Two people meet and fall in love.
They get married, they become upstanding members of their community,
they care for each other when one falls ill, they grow old together.
What's wrong with this picture? Nothing, says Jonathan Rauch, and that's
the point. If the two people are of the same sex, why should this chain
of events be any less desirable? Marriage is more than a bond between
individuals, because it also links them to the community at large.
Excluding some people from the prospect of marriage is not only harmful
to them, it is also corrosive of the institution itself.
In the wake of recent state,
federal, and Canadian court decisions, the controversy over gay marriage
has reached a critical point in American political life, as skittish
politicians rush in to stem what they see as a threat to marriage. But,
as Jonathan Rauch shows in this compelling and wise book, the
politicians have the whole thing backward. Rauch is one of America's
most original and incisive social commentators, and here he explains why
gay marriage is important -- even crucial -- to the health of marriage
as an institution, grounding his argument in mainstream values. He
outlines why marriage is vital to a well-functioning society, why
marriage gains strength from being available to and encouraged for all
citizens, why gay people will benefit from gay marriage, why straight
people will benefit from gay marriage, and why the institution of
marriage will benefit as well. He then proceeds to demolish the
arguments so often put forward by conservatives who call themselves
defenders of marriage, showing them to be nothing of the sort. Finally,
he looks at how gay marriage would work in the real world, as it bumps
up against the realities of religion, social acceptance, the law,
children, and even divorce.
At a time when marriage is losing
ground to cohabitation and is in danger of becoming just another
lifestyle choice, Rauch reaffirms that marriage is the gold standard for
committed, serious relationships. Love, sex, and marriage go together --
not just sometimes but always, not just for some people but for
everyone. Gay marriage, he shows, is a "win-win-win" for
strengthening the bonds that tie us together and for remaining true to
our national heritage of fairness and humaneness toward all.
Author, Jonathan Rauch is a correspondent for The
Atlantic Monthly, a senior writer and columnist for National
Journal, and a writer in residence at the Brookings Institution. He

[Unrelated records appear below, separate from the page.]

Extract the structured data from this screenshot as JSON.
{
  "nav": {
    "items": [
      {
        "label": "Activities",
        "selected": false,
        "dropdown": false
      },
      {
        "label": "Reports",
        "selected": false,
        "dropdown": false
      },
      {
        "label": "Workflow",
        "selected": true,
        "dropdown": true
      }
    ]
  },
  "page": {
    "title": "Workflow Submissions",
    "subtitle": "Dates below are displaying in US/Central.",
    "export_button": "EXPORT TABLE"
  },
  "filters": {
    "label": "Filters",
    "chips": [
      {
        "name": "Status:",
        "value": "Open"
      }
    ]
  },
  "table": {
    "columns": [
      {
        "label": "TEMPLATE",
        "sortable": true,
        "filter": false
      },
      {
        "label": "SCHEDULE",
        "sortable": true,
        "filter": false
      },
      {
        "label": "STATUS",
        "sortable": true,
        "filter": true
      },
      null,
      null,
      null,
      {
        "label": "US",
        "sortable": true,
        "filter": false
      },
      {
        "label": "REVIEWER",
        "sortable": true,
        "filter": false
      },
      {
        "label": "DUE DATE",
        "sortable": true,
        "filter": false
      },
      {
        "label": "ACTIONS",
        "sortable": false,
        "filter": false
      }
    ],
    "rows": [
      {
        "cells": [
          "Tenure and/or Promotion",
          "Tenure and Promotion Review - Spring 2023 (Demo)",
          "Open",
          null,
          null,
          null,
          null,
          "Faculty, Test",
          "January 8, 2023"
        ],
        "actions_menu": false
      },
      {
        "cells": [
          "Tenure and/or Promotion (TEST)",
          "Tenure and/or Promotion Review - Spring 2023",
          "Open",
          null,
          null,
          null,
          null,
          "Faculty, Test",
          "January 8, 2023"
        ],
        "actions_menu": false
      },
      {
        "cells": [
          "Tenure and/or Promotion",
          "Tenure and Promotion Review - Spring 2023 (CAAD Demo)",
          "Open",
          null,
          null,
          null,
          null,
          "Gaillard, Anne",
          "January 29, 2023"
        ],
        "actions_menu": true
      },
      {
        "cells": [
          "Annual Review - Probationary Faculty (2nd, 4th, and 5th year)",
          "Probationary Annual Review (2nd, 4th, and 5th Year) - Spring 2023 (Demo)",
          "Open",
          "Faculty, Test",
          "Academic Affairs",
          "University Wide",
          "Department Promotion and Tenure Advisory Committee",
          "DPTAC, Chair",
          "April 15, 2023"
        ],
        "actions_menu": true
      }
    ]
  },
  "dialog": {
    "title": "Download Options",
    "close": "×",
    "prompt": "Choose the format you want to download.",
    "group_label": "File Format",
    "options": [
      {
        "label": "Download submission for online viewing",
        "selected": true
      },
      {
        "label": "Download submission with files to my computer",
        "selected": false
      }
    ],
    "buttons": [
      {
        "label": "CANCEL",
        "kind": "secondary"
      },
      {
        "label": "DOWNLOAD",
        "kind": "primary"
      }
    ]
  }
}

is the author of several previous books on public policy, culture, and
economics, including, most recently, Government's End: Why Washington
Stopped Working. His work has appeared in The New Republic, The
Economist, Harper's, Reason, Fortune, The New York Times, The Washington
Post, The Wall Street Journal, and Slate, among other
publications. He is vice president of the Independent Gay Forum and
lives outside Washington, D.C.